And so in the last half of verse 19 Peter returns to his admonition in verses 12–15. There the point was that all Christians need to be reminded repeatedly of the precious and very great promises. Here the point is that all Christians need to pay attention to the prophetic word. And he uses a picture to show us the urgency of his admonition. It is night time. The world is covered with the darkness of sin and deceit and fear and greed (cf. Colossians 1:13). Everyone who inhabits this age of darkness is in danger of stumbling over some unexpected temptation or falsehood. Our only hope to survive the night is to have a lamp going before us. And Peter says the prophetic word, the promise of Christ's coming, is that lamp. And he pleads with us: keep your eyes on it; don't fall asleep; don't turn away after some bewitching song in the night. The hope of the coming of Jesus Christ is the lamp to our feet and a light to our path in a very dark world.
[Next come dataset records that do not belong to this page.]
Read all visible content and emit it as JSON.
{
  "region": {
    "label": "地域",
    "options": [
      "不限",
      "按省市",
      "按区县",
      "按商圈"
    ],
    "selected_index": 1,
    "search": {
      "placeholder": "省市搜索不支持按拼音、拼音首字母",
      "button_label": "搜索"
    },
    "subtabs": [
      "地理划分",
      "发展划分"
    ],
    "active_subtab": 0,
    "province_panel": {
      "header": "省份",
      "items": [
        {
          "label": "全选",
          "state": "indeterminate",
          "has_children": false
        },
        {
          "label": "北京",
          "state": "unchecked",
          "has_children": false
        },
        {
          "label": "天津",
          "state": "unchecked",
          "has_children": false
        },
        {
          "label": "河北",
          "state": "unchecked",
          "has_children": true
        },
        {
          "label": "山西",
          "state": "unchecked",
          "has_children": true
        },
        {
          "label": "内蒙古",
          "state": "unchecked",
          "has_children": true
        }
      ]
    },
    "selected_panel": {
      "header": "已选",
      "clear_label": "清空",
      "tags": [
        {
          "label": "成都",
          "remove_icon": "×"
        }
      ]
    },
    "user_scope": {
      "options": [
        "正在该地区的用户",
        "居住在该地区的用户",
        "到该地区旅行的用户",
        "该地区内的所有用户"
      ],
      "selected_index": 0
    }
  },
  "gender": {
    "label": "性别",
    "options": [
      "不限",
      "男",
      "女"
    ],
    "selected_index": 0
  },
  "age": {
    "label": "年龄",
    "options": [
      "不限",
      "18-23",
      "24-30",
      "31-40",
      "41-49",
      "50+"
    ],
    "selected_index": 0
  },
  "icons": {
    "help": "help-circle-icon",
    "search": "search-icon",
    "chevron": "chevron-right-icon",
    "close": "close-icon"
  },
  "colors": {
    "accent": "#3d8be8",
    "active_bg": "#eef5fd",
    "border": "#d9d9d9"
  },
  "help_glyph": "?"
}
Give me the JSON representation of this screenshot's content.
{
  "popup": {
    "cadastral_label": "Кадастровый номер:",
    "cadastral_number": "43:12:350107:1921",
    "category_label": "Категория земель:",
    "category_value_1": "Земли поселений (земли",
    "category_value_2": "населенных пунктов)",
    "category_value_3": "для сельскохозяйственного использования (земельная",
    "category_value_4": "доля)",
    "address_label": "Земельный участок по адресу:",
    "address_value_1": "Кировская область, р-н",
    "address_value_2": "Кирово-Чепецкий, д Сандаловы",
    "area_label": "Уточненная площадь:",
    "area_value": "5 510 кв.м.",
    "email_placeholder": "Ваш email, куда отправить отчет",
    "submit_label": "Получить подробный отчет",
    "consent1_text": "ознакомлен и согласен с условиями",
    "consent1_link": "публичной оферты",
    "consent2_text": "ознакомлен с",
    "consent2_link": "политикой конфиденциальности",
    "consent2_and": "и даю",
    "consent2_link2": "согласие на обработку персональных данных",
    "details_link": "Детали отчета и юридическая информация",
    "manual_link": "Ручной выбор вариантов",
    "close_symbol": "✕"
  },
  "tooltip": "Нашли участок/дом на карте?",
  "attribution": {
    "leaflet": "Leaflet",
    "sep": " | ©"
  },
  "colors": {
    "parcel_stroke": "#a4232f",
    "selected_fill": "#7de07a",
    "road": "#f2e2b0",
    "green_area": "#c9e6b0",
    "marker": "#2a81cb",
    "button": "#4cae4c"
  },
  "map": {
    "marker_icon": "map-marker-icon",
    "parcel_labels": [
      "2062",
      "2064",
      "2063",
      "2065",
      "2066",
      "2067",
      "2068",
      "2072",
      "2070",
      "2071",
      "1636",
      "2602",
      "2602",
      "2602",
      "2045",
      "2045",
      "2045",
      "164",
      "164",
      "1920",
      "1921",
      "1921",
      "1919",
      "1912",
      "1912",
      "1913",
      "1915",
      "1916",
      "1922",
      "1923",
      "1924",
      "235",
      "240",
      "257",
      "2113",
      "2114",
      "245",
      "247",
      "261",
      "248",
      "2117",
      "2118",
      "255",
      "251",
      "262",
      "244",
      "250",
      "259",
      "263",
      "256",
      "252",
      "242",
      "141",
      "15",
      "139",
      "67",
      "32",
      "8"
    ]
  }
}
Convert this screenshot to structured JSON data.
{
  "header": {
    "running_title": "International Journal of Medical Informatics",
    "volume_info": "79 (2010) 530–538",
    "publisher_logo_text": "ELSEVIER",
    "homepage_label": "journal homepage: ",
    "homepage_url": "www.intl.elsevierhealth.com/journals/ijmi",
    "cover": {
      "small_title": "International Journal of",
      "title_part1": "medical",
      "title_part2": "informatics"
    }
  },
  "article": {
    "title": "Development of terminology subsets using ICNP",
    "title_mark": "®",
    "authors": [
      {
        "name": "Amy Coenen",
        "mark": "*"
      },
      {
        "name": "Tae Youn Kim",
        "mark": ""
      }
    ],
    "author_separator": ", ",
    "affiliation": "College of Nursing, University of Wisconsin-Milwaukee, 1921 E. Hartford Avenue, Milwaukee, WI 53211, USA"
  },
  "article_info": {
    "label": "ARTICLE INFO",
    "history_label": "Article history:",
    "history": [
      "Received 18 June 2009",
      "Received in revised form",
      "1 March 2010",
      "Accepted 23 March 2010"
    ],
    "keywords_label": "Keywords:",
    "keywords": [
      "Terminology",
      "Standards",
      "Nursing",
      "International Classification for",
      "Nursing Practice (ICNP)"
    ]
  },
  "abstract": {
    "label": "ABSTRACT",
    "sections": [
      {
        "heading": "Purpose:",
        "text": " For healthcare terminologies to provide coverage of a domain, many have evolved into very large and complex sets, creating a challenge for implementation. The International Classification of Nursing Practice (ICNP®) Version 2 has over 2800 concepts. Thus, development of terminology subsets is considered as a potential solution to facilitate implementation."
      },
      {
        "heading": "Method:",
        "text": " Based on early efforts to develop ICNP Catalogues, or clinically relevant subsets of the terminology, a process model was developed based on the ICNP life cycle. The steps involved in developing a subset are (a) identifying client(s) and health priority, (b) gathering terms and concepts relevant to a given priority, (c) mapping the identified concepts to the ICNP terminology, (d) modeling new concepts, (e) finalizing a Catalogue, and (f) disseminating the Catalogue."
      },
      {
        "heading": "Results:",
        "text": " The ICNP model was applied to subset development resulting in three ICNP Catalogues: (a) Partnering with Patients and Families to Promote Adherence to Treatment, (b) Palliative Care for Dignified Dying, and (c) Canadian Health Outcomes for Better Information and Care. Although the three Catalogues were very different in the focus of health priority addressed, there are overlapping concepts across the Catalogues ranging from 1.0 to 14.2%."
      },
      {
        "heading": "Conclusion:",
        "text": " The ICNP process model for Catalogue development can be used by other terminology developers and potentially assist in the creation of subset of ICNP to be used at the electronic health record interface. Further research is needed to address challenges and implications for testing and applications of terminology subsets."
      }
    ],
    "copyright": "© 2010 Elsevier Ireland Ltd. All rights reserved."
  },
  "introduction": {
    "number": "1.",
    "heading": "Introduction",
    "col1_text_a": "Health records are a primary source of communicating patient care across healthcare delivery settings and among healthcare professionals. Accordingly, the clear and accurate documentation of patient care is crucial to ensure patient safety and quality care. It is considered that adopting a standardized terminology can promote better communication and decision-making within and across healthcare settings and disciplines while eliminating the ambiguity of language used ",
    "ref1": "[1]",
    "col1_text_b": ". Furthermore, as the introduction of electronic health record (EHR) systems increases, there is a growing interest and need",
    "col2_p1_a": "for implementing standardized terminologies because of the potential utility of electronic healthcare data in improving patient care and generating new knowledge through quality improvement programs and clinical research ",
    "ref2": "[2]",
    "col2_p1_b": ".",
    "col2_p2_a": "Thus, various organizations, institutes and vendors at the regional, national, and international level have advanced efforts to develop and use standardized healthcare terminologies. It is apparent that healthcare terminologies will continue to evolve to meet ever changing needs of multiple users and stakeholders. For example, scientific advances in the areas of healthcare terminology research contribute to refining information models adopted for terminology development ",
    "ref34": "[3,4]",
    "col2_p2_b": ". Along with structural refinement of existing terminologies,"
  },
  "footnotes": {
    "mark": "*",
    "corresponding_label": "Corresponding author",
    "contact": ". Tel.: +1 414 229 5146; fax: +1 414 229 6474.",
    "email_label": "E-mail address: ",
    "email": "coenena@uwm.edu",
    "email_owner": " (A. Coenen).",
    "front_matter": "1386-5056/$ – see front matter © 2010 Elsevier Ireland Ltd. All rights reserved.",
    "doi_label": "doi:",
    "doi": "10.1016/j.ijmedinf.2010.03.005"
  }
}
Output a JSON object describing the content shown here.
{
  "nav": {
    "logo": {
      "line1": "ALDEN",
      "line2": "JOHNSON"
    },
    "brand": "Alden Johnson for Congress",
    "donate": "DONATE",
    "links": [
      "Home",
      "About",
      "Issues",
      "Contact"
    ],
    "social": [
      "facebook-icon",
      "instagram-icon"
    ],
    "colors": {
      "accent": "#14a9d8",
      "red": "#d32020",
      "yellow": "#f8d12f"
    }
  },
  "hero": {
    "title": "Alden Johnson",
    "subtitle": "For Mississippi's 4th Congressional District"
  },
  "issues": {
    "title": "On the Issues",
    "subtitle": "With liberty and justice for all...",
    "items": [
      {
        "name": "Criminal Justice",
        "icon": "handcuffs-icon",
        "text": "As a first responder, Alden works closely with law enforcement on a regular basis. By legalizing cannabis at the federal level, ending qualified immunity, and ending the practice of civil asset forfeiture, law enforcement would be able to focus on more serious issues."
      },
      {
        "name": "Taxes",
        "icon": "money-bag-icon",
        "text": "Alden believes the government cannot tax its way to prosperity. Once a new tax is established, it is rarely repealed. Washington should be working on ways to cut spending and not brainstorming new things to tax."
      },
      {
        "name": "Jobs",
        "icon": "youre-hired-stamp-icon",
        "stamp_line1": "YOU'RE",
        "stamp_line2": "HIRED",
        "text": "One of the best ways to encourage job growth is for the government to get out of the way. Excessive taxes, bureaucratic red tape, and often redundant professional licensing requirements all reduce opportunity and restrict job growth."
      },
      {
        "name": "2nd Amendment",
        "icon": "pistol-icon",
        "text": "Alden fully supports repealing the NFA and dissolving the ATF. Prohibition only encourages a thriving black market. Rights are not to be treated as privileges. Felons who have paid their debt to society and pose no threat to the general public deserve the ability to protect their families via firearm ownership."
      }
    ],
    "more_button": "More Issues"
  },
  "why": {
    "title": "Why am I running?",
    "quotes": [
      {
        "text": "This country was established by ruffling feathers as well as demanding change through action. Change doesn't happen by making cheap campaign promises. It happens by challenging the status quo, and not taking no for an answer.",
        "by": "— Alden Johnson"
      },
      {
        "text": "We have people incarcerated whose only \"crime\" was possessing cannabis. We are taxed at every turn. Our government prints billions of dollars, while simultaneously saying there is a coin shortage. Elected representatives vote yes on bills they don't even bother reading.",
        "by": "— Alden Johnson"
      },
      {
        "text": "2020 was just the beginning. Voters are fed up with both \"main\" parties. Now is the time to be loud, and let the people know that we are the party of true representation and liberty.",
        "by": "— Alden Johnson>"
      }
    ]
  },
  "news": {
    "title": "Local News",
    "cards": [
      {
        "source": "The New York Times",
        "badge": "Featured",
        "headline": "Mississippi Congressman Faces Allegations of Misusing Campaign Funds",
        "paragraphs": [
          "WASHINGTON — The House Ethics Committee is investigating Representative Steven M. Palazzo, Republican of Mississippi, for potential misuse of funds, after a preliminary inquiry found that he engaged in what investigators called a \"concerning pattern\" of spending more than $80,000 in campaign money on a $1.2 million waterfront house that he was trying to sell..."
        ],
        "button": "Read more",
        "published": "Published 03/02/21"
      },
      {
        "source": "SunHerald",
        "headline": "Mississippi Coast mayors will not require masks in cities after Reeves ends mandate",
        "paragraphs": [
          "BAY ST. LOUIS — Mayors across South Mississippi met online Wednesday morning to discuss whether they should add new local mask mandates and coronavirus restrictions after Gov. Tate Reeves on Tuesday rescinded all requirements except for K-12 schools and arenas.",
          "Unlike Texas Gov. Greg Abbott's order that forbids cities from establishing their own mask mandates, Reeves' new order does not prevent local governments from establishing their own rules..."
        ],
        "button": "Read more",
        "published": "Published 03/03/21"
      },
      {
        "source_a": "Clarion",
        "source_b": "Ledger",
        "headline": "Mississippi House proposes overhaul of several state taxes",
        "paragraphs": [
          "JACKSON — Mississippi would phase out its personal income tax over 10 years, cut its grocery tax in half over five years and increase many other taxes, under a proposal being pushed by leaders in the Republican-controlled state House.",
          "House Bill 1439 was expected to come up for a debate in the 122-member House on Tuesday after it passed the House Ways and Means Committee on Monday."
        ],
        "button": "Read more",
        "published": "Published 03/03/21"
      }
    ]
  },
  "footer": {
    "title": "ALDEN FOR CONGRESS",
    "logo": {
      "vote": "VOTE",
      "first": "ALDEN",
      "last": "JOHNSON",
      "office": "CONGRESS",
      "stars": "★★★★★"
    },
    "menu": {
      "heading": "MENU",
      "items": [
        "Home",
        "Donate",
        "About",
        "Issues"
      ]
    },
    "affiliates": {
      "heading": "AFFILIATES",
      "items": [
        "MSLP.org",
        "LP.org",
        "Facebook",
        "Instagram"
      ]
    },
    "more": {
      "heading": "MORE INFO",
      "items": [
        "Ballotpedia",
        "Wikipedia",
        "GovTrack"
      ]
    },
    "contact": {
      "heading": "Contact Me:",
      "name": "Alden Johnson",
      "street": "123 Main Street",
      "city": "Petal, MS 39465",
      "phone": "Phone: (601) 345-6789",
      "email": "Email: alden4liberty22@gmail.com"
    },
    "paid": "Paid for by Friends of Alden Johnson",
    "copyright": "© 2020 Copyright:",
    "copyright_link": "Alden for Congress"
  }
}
For two weeks I have said, put in front of you the carrot or the hot fudge sundae of God's promises, and let it lure you on in paths of righteousness into eternal life. Now I can change the image and let Peter say the same thing. Hang in front of you the lamp of the promise of Christ's glorious coming, and let it guide you through the night, away from every temptation to sin, until the dawn. "Everyone who thus hopes in Christ purifies himself as he is pure" (1 John 3:3). The power of God for godliness flows in the channel of his promise.
And what is the hope that lures us on to walk in the light as he is in the light? Two things: dawn without and daystar within. The lamp will shine "until the day dawns and the morning star rises in your hearts." His glory shall appear and cover the earth like the waters cover the sea. And we shall be like him. In Revelation 22:16 Jesus says, "I am the bright and morning star." And in Revelation 2:28 he promises, "To him who conquers and keeps my works unto the end . . . I will give him the bright and morning star." The light will rise over the world, and the light will rise in our hearts. There will be glory without and glory within.
Is bright the sun that you behold?
Then let imagination fly,
And multiply ten-thousand fold,
Then let the answer fill the sky.
The Lord Majestic will return
Ten-thousand brilliant suns ablaze,
And in my heart a star will burn
With endless worship in its rays.
"The whole creation waits with eager longing for the revealing of the sons of God" (Romans 8:19). "The righteous will shine like the sun in the kingdom of their Father" (Matthew 13:43). If these things are so, what manner of persons ought we to be in all hope and joy and godliness!